There's bad news and good news for Natalia Pogonina's fans. The bad news: she lost today against Mariya Muzychuk and trails their (best of) four game match 1.5-.5. The good news: she trailed in her last three matches as well before winning them, so she can shrug it off as business as usual and come back raring to go. It's not too late for her to win the women's world championship.

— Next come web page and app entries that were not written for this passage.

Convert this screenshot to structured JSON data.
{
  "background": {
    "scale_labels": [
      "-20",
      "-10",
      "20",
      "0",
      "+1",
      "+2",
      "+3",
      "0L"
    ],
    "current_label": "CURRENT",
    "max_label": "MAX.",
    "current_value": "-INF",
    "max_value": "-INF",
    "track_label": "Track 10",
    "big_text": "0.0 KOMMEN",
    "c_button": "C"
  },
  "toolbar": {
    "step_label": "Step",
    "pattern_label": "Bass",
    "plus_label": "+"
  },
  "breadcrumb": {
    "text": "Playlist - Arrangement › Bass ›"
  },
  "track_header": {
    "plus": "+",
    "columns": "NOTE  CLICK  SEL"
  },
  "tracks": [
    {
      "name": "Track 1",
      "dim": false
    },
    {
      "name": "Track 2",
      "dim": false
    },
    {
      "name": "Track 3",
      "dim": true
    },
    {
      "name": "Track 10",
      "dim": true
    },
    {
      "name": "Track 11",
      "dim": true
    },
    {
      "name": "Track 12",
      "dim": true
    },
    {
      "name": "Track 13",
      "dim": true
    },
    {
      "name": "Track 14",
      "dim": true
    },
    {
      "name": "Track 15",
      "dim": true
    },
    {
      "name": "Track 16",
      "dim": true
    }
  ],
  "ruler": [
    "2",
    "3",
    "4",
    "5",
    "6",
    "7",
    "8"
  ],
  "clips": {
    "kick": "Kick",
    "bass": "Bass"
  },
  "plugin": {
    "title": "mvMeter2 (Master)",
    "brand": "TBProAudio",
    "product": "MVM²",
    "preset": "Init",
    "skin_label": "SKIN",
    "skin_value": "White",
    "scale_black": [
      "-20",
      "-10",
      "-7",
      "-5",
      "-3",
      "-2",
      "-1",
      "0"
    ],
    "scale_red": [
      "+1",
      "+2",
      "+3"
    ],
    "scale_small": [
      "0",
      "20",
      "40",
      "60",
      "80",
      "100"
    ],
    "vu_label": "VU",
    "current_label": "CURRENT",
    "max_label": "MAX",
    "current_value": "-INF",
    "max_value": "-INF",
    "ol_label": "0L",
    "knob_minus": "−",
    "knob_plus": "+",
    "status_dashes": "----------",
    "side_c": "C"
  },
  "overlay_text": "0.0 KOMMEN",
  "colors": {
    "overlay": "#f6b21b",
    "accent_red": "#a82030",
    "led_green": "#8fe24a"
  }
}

Today's game was somewhat strange, in my estimation, as both players - especially Pogonina - seemed to persistently underestimate the importance of controlling the e5 square. In fact, she needn't have allowed White's f4 break in the first place. She stood better in the early middlegame, and one slightly ugly but strong way of keeping control was 27...g5, to be followed by ...Ng6 (and ...Bxg3 the moment White breaks the pin on the knight). Such a position would be almost unloseable for Pogonina.
Instead, she allowed White to achieve 28.f4, after which the pressure would always be on Black to hold. A computer might thrive on this task, but not a human, and very soon Muzychuk had a winning advantage. She missed a chance to deliver an earlier knockout with 45.Ndf5!, when after 45...gxf5 46.R1xf5 Qe7 47.Rh6 Black will get picked apart one piece and pawn at a time. Black's slight material advantage is useless, as the bishop on b7, the knight on c5 and the rooks are playable no-to-almost no role in the defense whatsoever.
Muzychuk missed this opportunity and one or two more chances later on to put a quicker end to the game, but the trend was always on her side and her position was just too much easier to play. Pogonina lasted until move 58 before throwing in the towel.